It was the tenth morning of the New York City transit strike of 1980. I walked from the just cleaned kitchens of Windows on the World into the dining room, and watched as the sun came up over Brooklyn and Queens. I had been relegated to night steward, overseeing the cleaning crews, tens of which converged on the restaurant at midnight to restore and replenish it for the next day. My usual job was expediting by means of a microphone and my hands the firing and picking up of up to 1,200 dinners on a busy night from a line of cooks, and transferring these plates to servers, who carried the meals to waiting guests. I had broken my left wrist in a roller skating mishap on the second day of the transit strike while making my way to work, and so, found myself spending my nights and early mornings on the 107th floor in the north tower of the World Trade Center. I remember softly saying as I looked out the expansive windows,“Top o' the world, Ma!” and thinking that this was a far cry from where I was supposed to end up.
I graduated from Haverford in 1975, armed with a degree in psychology and the full gamut of premed coursework. I did not get into med school on my first try, and subsequently took post grad courses in biochem at Columbia and George Washington Universities. I had spent summers working as an emergency room technician, suturing lacerations, taking histories, and assisting the orthopods. My father is a doctor as is his brother. Dad's father was a plastic surgeon, and from an early age, it was clear that I was expected to follow family tradition and to become an MD.
Throughout my time at Haverford, I enjoyed seeking out new dining experiences in Philadelphia and its environs, and I have fond memories of Frog and Le Bec Fin. While living in D.C. I took my first job in the restaurant industry as a waiter at a swanky dinner spot off DuPont Circle; and I fell in love. The din of a crowded dining room intoxicated me. The clamor of sautÃ© pans on the grill simply sparked my adrenalin, and as I've come to say many times,“There's little difference between a crowded restaurant on a busy Saturday night and a packed ER on a full moon. Hopefully, no blood is spilled in the former.” Deciding to pursue a career in the hospitality industry was one of several I made within several years of leaving Haverford. I broke my engagement to be married and moved to Provincetown, where I came out of the closet and sought to embrace my true self. My parents and I didn't speak for the better part of the next year. I really don't know which was more difficult for them to grapple with: my deciding not to be a doctor or the fact that I was gay.
I have never looked back, though. The restaurant biz has been a wonderful and fulfilling experience.

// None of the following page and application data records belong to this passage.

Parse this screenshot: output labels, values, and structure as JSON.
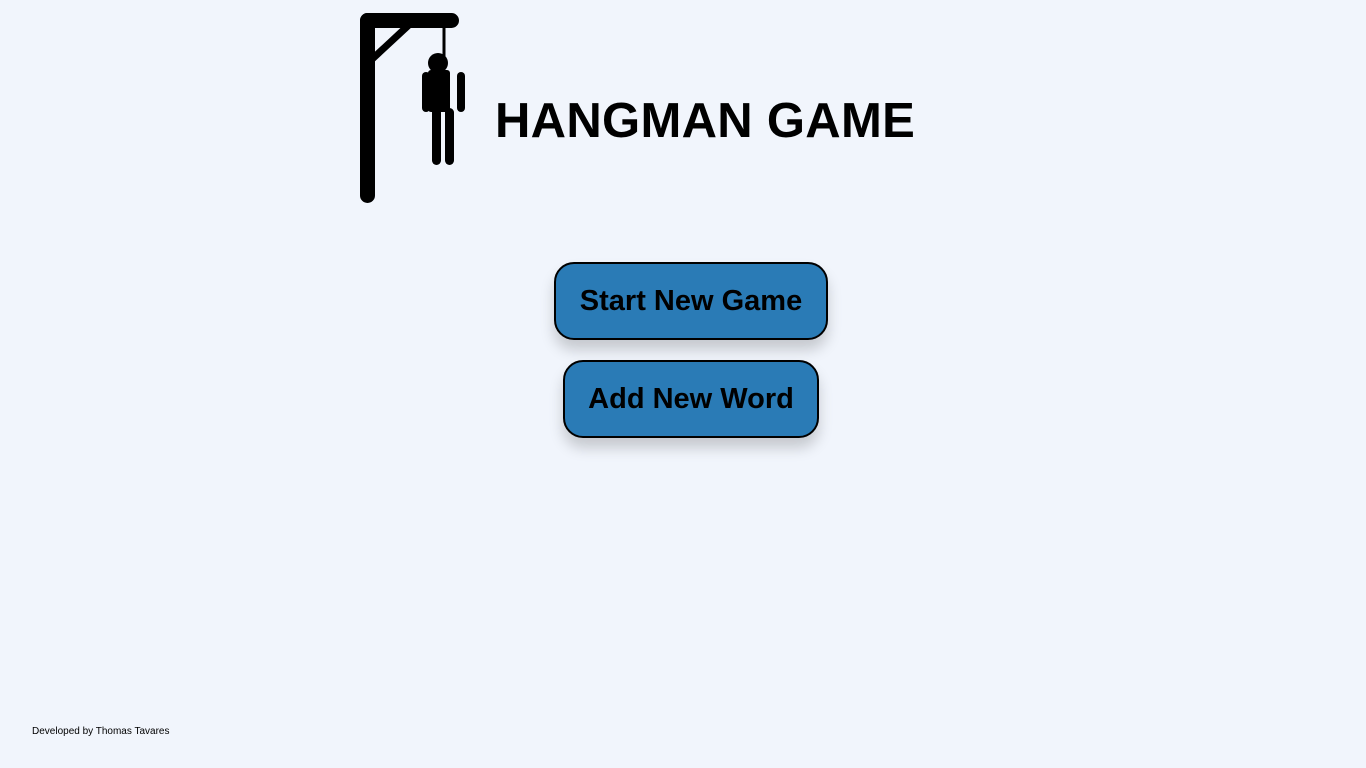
{
  "header": {
    "logo_icon": "hangman-gallows-icon",
    "title": "HANGMAN GAME"
  },
  "menu": {
    "start_label": "Start New Game",
    "add_word_label": "Add New Word"
  },
  "footer": {
    "credit": "Developed by Thomas Tavares"
  },
  "colors": {
    "background": "#f1f5fc",
    "button": "#2a7bb6",
    "text": "#000000"
  }
}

My career has taken me from NYC to San Francisco, Las Vegas, Canada and most lately to Portland, Oregon, where I opened my own place, Alberta Street Oyster Bar & Grill. I operated it for two years, garnering local and national accolades, and sold it several months ago. I am presently looking for a new projectâ€”anyone want to buy a building with me and open a bar?

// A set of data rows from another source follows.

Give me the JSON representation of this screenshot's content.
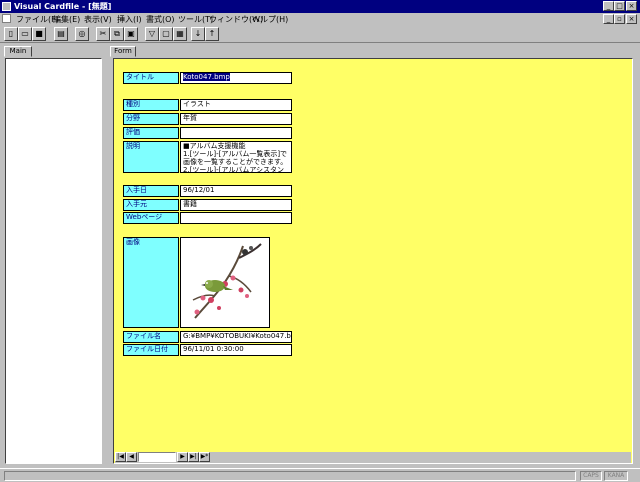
{
  "window": {
    "title": "Visual Cardfile - [無題]"
  },
  "menu": [
    "ファイル(F)",
    "編集(E)",
    "表示(V)",
    "挿入(I)",
    "書式(O)",
    "ツール(T)",
    "ウィンドウ(W)",
    "ヘルプ(H)"
  ],
  "tabs": {
    "left": "Main",
    "right": "Form"
  },
  "form": {
    "title_label": "タイトル",
    "title_value": "Koto047.bmp",
    "kind_label": "種別",
    "kind_value": "イラスト",
    "field_label": "分野",
    "field_value": "年賀",
    "rating_label": "評価",
    "rating_value": "",
    "desc_label": "説明",
    "desc_value": "■アルバム支援機能\n1.[ツール]-[アルバム一覧表示]で\n画像を一覧することができます。\n2.[ツール]-[アルバムアシスタント]",
    "date_label": "入手日",
    "date_value": "96/12/01",
    "source_label": "入手元",
    "source_value": "書籍",
    "web_label": "Webページ",
    "web_value": "",
    "image_label": "画像",
    "filename_label": "ファイル名",
    "filename_value": "G:¥BMP¥KOTOBUKI¥Koto047.bmp",
    "filedate_label": "ファイル日付",
    "filedate_value": "96/11/01 0:30:00"
  },
  "status": {
    "caps": "CAPS",
    "kana": "KANA"
  }
}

Peter Hochman '75 lives in Portland, Ore. and is actively seeking his next endeavor in the food industry.